## [PROBLEM TO SOLVE]
Repeat every record exactly.
===== AVAILABLE RECORDS =====
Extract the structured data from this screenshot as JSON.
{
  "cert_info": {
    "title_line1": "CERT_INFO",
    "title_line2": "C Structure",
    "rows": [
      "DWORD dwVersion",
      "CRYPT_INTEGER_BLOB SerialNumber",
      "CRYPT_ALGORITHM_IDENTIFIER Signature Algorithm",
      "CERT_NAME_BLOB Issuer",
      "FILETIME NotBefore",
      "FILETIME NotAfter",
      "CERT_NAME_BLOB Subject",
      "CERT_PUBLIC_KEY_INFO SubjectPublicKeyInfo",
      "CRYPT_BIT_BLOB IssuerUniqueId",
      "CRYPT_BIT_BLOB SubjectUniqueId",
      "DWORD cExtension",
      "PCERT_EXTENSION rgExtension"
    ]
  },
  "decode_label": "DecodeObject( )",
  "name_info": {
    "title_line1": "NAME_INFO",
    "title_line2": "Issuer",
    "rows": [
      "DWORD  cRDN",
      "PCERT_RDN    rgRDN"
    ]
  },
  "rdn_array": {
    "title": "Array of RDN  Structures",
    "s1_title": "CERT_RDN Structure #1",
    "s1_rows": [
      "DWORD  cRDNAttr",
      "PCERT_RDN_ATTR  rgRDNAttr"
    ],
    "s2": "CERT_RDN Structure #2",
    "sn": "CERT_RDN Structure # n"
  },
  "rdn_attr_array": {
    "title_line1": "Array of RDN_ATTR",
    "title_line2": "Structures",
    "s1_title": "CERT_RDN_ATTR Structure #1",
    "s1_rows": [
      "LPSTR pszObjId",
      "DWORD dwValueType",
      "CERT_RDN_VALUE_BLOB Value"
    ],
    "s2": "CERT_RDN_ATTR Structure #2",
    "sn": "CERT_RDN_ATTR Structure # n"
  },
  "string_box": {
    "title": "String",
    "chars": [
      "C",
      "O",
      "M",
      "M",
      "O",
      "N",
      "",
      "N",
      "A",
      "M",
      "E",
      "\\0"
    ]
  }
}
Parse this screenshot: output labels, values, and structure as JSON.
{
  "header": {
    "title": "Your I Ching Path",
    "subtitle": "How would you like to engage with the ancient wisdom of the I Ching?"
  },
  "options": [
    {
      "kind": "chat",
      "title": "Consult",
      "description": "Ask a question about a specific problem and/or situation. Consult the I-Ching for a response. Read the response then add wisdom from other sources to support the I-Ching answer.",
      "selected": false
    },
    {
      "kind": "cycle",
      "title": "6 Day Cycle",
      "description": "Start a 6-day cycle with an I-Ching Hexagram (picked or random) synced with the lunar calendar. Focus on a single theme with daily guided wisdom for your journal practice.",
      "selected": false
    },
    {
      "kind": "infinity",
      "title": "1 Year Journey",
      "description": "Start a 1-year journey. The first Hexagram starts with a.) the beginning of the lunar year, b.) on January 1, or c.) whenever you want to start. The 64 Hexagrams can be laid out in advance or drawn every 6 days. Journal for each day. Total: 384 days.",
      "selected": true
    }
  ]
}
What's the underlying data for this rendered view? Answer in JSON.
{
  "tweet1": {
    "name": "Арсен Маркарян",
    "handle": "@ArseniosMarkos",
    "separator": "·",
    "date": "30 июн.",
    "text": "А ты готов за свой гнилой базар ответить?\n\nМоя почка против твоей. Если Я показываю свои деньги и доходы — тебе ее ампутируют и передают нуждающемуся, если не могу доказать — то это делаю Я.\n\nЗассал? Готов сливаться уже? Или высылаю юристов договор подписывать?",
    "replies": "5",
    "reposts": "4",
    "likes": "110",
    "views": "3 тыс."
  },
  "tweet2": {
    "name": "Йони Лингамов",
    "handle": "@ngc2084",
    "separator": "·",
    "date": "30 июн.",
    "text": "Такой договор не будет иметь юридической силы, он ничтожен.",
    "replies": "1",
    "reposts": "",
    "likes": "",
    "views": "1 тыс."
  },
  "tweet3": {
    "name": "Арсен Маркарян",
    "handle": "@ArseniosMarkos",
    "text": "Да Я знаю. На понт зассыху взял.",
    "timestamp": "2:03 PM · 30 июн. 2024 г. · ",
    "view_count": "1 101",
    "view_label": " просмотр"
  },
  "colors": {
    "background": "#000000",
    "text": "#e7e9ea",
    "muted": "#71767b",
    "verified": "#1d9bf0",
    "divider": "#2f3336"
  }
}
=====
## [RESPONSE TO THE TASK]
Extract the structured data from this screenshot as JSON.
{
  "cert_info": {
    "title_line1": "CERT_INFO",
    "title_line2": "C Structure",
    "rows": [
      "DWORD dwVersion",
      "CRYPT_INTEGER_BLOB SerialNumber",
      "CRYPT_ALGORITHM_IDENTIFIER Signature Algorithm",
      "CERT_NAME_BLOB Issuer",
      "FILETIME NotBefore",
      "FILETIME NotAfter",
      "CERT_NAME_BLOB Subject",
      "CERT_PUBLIC_KEY_INFO SubjectPublicKeyInfo",
      "CRYPT_BIT_BLOB IssuerUniqueId",
      "CRYPT_BIT_BLOB SubjectUniqueId",
      "DWORD cExtension",
      "PCERT_EXTENSION rgExtension"
    ]
  },
  "decode_label": "DecodeObject( )",
  "name_info": {
    "title_line1": "NAME_INFO",
    "title_line2": "Issuer",
    "rows": [
      "DWORD  cRDN",
      "PCERT_RDN    rgRDN"
    ]
  },
  "rdn_array": {
    "title": "Array of RDN  Structures",
    "s1_title": "CERT_RDN Structure #1",
    "s1_rows": [
      "DWORD  cRDNAttr",
      "PCERT_RDN_ATTR  rgRDNAttr"
    ],
    "s2": "CERT_RDN Structure #2",
    "sn": "CERT_RDN Structure # n"
  },
  "rdn_attr_array": {
    "title_line1": "Array of RDN_ATTR",
    "title_line2": "Structures",
    "s1_title": "CERT_RDN_ATTR Structure #1",
    "s1_rows": [
      "LPSTR pszObjId",
      "DWORD dwValueType",
      "CERT_RDN_VALUE_BLOB Value"
    ],
    "s2": "CERT_RDN_ATTR Structure #2",
    "sn": "CERT_RDN_ATTR Structure # n"
  },
  "string_box": {
    "title": "String",
    "chars": [
      "C",
      "O",
      "M",
      "M",
      "O",
      "N",
      "",
      "N",
      "A",
      "M",
      "E",
      "\\0"
    ]
  }
}
Parse this screenshot: output labels, values, and structure as JSON.
{
  "header": {
    "title": "Your I Ching Path",
    "subtitle": "How would you like to engage with the ancient wisdom of the I Ching?"
  },
  "options": [
    {
      "kind": "chat",
      "title": "Consult",
      "description": "Ask a question about a specific problem and/or situation. Consult the I-Ching for a response. Read the response then add wisdom from other sources to support the I-Ching answer.",
      "selected": false
    },
    {
      "kind": "cycle",
      "title": "6 Day Cycle",
      "description": "Start a 6-day cycle with an I-Ching Hexagram (picked or random) synced with the lunar calendar. Focus on a single theme with daily guided wisdom for your journal practice.",
      "selected": false
    },
    {
      "kind": "infinity",
      "title": "1 Year Journey",
      "description": "Start a 1-year journey. The first Hexagram starts with a.) the beginning of the lunar year, b.) on January 1, or c.) whenever you want to start. The 64 Hexagrams can be laid out in advance or drawn every 6 days. Journal for each day. Total: 384 days.",
      "selected": true
    }
  ]
}
What's the underlying data for this rendered view? Answer in JSON.
{
  "tweet1": {
    "name": "Арсен Маркарян",
    "handle": "@ArseniosMarkos",
    "separator": "·",
    "date": "30 июн.",
    "text": "А ты готов за свой гнилой базар ответить?\n\nМоя почка против твоей. Если Я показываю свои деньги и доходы — тебе ее ампутируют и передают нуждающемуся, если не могу доказать — то это делаю Я.\n\nЗассал? Готов сливаться уже? Или высылаю юристов договор подписывать?",
    "replies": "5",
    "reposts": "4",
    "likes": "110",
    "views": "3 тыс."
  },
  "tweet2": {
    "name": "Йони Лингамов",
    "handle": "@ngc2084",
    "separator": "·",
    "date": "30 июн.",
    "text": "Такой договор не будет иметь юридической силы, он ничтожен.",
    "replies": "1",
    "reposts": "",
    "likes": "",
    "views": "1 тыс."
  },
  "tweet3": {
    "name": "Арсен Маркарян",
    "handle": "@ArseniosMarkos",
    "text": "Да Я знаю. На понт зассыху взял.",
    "timestamp": "2:03 PM · 30 июн. 2024 г. · ",
    "view_count": "1 101",
    "view_label": " просмотр"
  },
  "colors": {
    "background": "#000000",
    "text": "#e7e9ea",
    "muted": "#71767b",
    "verified": "#1d9bf0",
    "divider": "#2f3336"
  }
}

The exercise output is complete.